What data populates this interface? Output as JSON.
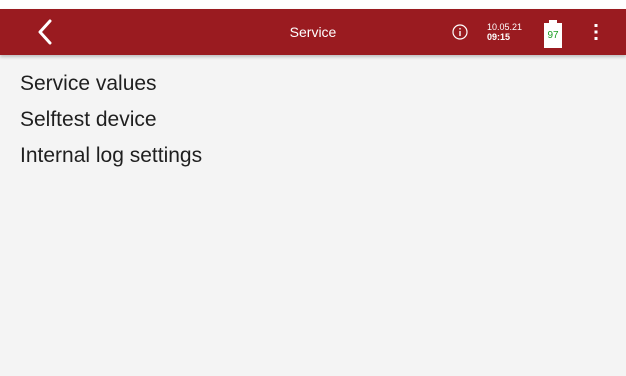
{
  "header": {
    "title": "Service",
    "date": "10.05.21",
    "time": "09:15",
    "battery_level": "97",
    "back_icon": "chevron-left-icon",
    "info_icon": "info-icon",
    "menu_icon": "more-vertical-icon",
    "bar_color": "#9a1b20",
    "battery_text_color": "#1a9e22"
  },
  "menu": {
    "items": [
      {
        "label": "Service values"
      },
      {
        "label": "Selftest device"
      },
      {
        "label": "Internal log settings"
      }
    ]
  }
}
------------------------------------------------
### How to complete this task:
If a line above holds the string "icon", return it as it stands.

### Exercise response:
    "back_icon": "chevron-left-icon",
    "info_icon": "info-icon",
    "menu_icon": "more-vertical-icon",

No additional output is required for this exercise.